According to a recent USA Today article, as part of the new wave of baseball, teams have also given added importance to the role of psychologists on staff. Ken Ravizza, who has been involved with baseball teams since 1985, is now working with the Cubs. At the time he started, the only other mental health skills expert in the sport was Harvey Dorfman, working for Sandy Alderson's innovative Oakland A's. Now, nearly every team has at least one.
As Ravizza explains:

"People realize now that we've tapped the physical conditioning aspect. We've tapped the mechanics aspect. We're tapping the computer aspect and all the numbers. I think now they're realizing the next edge is the six inches between the ears."

Fan Psychology

Why We Care About Sports (Part II) – An Escape

Previously, we resumed our discussion about why people watch sports and explained its simple entertainment value. This week we look at another factor listed as one among many in the psychology literature, yet seems quite common among well-known writers.

Sports on Earth writer and Deadspin founder Will Leitch has summarized sports' value in various contexts. For example, in explaining the mistake Lebron James made the night of his big Decision, Leitch provided an...


Does “Close” Count in Sports?

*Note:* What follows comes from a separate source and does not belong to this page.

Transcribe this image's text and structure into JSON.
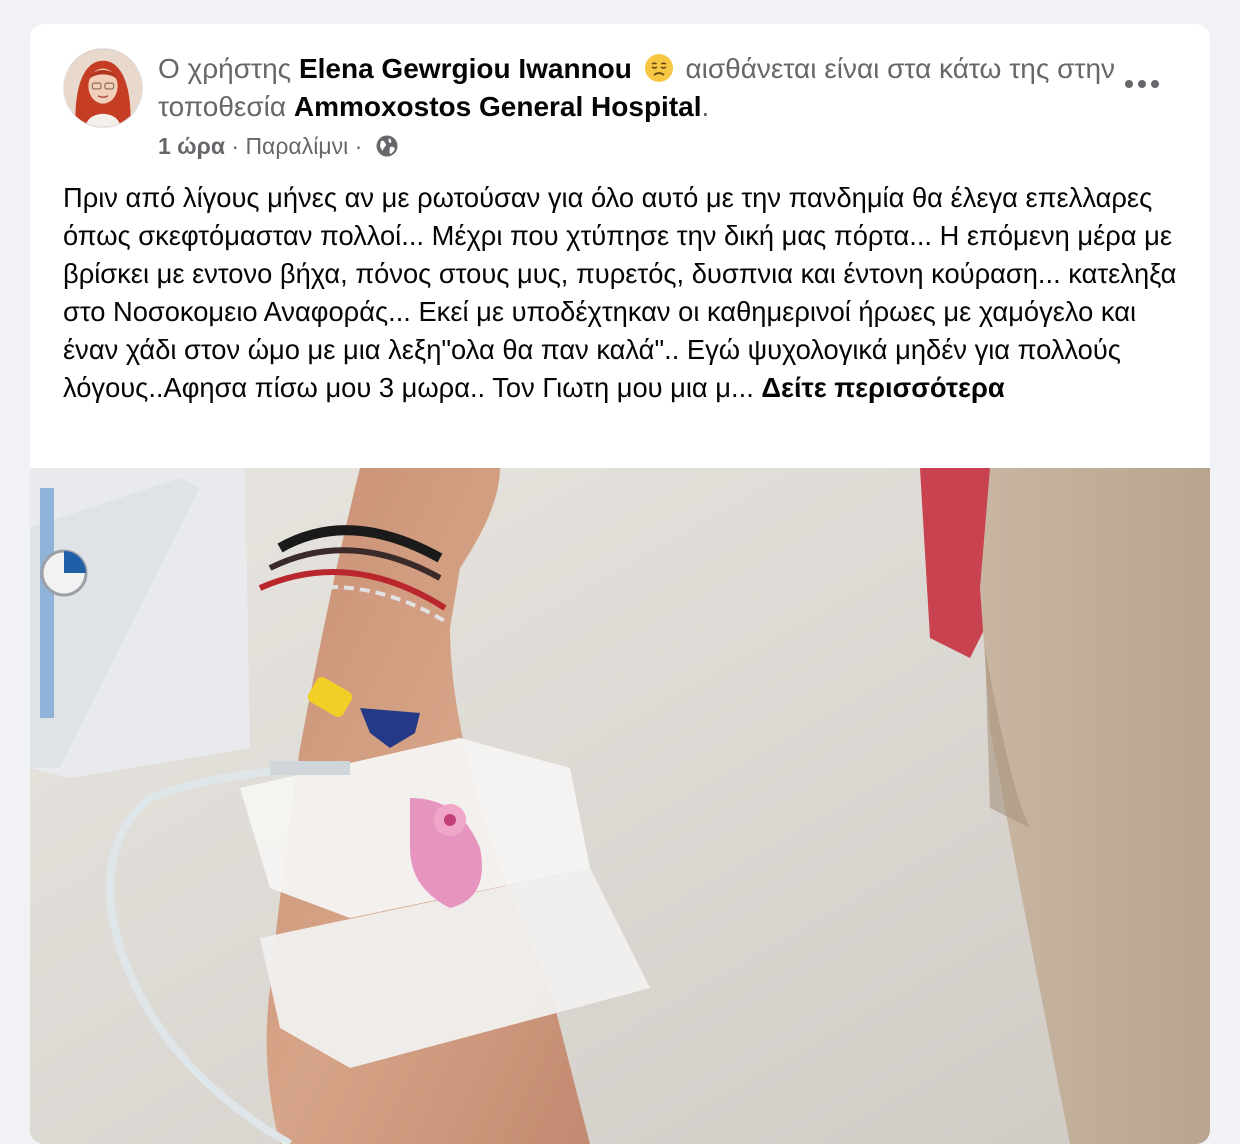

"Close only counts in horseshoes and grenade throwing," the saying goes. I heard this saying early and often in my life, generally after trying to seek consolation in barely losing at anything to my older brother.
Sports fans seem to accept this dictum, or as Kanye West put it, "moral victories is for minor league coaches."
As the NBA and NHL playoffs roll on, close games are plentiful. NBA playoff games on three consecutive days were decided by buzzer-beaters. The losers looked devastated. The fans were crushed. The negative effect must have lasted into the next game, right?
Of those three teams to lose by a buzzer beater, two won their next game.
Did coming so close help motivate the losing players in future games?
The New York Rangers have played 11 playoff games this year and all have been decided by exactly one goal. Did their tough losses motivate them to comeback from down 3-1 against Washington to tie the series, or did their recent one-goal wins traumatize their opponent?
Does close count in sports?